Fifty percent of the US’ 535 Congressmen are millionaires, and so when Zuckerberg sat in front of them dressed, uncharacteristically, to impress, he was in the club from the get-go. He acquitted himself well.
But remember Zuckerberg’s statement: “Senator, we run ads”.
Whether Zuckerberg might have hinted that future iterations of Facebook could include ad-free premium options (“there will always be a version that is free”) is open to interpretation, but Facebook’s core business is connecting people, gathering data about them, and selling it.
Just as Google gathers data to sell advertising, and Amazon uses its connected devices to deepen loyalty to its retail, fulfilment, and delivery empire.
In this sense, widespread discomfort about Facebook’s data-gathering in the wake of the Cambridge Analytica and Android call data scandals, its abuse by fake accounts and Russian troll farms, and the class action against it over unauthorised photo tagging, will work against the social network when it comes to own-branded IoT hardware.
Facebook and hardware have always been an uneasy fit.

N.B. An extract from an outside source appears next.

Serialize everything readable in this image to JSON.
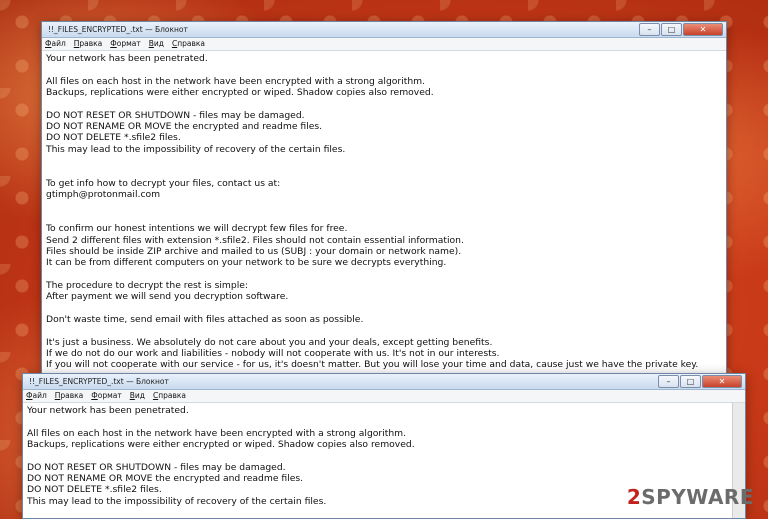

The Oculus headsets sit awkwardly within the business, while a device that connects people via video, smart assistant, and voice already has a name: a smartphone.
Facebook’s platform connects one billion active users (out of a claimed two billion registered users), and from each of them the company pulls in $40, in effect, according to its latest financial results. But can Facebook persuade the world that it is a global retail platform like Amazon, an information-location giant like Google, or a walled-garden lifestyle technology provider like Apple? That’s a different matter.
The challenge is that people gather at parties and in bars to chat with their friends, but they don’t buy cars, groceries, or music in communal groups.
Facebook is the world’s party platform, in every sense; but a party where the host listens to conversations and flogs the data to his friends is a tough sell when it comes to IoT hardware, because that future is all about trust and transparency.
Restoring public trust may be the reason that Facebook added its name to the recent Accord, in which over 30 technology providers committed not to aid governments in cyber attacks. The problem is it has already done so – unwittingly or not.
For the time being, Facebook is a tainted brand, but that has yet to deter its users. The subtext, though, is simple: is Facebook the right brand to extend into connected and smart-home hardware? Internet of Business says no; but if even one percent of its one billion active users disagree, that’s 10 million sales (using the US definition of a billion), and 20 million if all of its two billion members hear the marketing call.